Daylight saving time means that Florida residents lose one hour of sleep, and this, in turn, could mean increased drowsiness, especially among drivers. A traffic safety study from AAA has shown that nearly 10 percent of all car accidents in the U.S. are caused by drowsy driving. A new study from the same organization suggests a link between this deadly form of negligence and the advent of daylight saving time.
The important thing to know, of course, is how to adjust to the changes. AAA recommends, first of all, that everyone get to bed one hour earlier to make up for the loss until their bodies are back on schedule. On the road, drivers should be on the lookout for other drivers who may be drowsy. When changing lanes, for instance, drivers should always double-check their blind spots and use their turn signals.

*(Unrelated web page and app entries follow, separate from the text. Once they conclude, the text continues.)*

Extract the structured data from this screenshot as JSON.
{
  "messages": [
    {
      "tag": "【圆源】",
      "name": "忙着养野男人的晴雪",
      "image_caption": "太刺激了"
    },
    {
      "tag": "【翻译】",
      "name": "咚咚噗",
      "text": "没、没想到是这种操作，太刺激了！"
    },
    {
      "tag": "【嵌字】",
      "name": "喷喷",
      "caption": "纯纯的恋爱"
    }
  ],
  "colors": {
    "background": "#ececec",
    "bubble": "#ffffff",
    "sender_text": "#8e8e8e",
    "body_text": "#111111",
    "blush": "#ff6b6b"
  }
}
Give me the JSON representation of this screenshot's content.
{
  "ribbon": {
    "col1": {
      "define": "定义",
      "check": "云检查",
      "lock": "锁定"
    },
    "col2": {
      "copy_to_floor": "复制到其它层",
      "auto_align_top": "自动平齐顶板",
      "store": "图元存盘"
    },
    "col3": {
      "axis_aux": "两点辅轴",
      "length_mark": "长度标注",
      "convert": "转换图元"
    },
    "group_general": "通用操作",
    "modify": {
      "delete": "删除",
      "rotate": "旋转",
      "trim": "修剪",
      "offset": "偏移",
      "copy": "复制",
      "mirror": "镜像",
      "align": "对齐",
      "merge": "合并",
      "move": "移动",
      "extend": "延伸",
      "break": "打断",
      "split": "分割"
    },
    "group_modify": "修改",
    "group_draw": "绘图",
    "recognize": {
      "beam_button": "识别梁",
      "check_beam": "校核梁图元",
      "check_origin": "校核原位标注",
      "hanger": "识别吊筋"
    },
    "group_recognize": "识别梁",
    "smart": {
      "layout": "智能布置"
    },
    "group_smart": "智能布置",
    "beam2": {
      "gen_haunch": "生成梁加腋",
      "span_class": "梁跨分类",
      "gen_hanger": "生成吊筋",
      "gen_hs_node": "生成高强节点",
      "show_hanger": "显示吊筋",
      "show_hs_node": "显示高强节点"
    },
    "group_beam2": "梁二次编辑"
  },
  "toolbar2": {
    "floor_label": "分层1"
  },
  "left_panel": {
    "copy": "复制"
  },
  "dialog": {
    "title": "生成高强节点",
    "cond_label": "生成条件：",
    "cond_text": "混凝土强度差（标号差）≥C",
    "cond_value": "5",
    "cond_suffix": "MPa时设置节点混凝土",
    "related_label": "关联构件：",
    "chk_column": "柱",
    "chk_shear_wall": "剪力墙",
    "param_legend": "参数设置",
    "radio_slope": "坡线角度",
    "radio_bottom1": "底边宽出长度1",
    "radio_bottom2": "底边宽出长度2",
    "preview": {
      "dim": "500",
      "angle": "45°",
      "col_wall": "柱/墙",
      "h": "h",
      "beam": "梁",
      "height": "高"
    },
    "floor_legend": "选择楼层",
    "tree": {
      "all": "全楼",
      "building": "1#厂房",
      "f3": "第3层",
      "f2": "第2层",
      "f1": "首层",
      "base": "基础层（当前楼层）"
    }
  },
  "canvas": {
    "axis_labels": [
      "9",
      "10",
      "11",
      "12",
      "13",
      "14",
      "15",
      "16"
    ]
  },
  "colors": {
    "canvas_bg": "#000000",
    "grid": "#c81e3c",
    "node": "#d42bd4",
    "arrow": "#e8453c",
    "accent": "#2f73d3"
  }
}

With the mornings now darker, drivers will need to be on the lookout for pedestrians. Pedestrians, for their part, are advised to wear bright colors and carry flashlights during the early morning as well as the hours of night and dusk. To reduce glare from the sunrise and sunset, drivers can use their sun visors or purchase glasses with polarized lenses. Lastly, drivers should expect more traffic in the evenings since the days are longer.
Victims of car crashes should consider seeing a lawyer to determine if they have the grounds to file a claim against the other driver's insurance company. Though drowsiness is hard to detect since the drivers themselves may not be aware that they're drowsy, all an attorney needs to do is show that the plaintiff made negligent maneuvers that caused the accident. A lawyer can do this with the help of investigators and negotiate a settlement once the case is ready.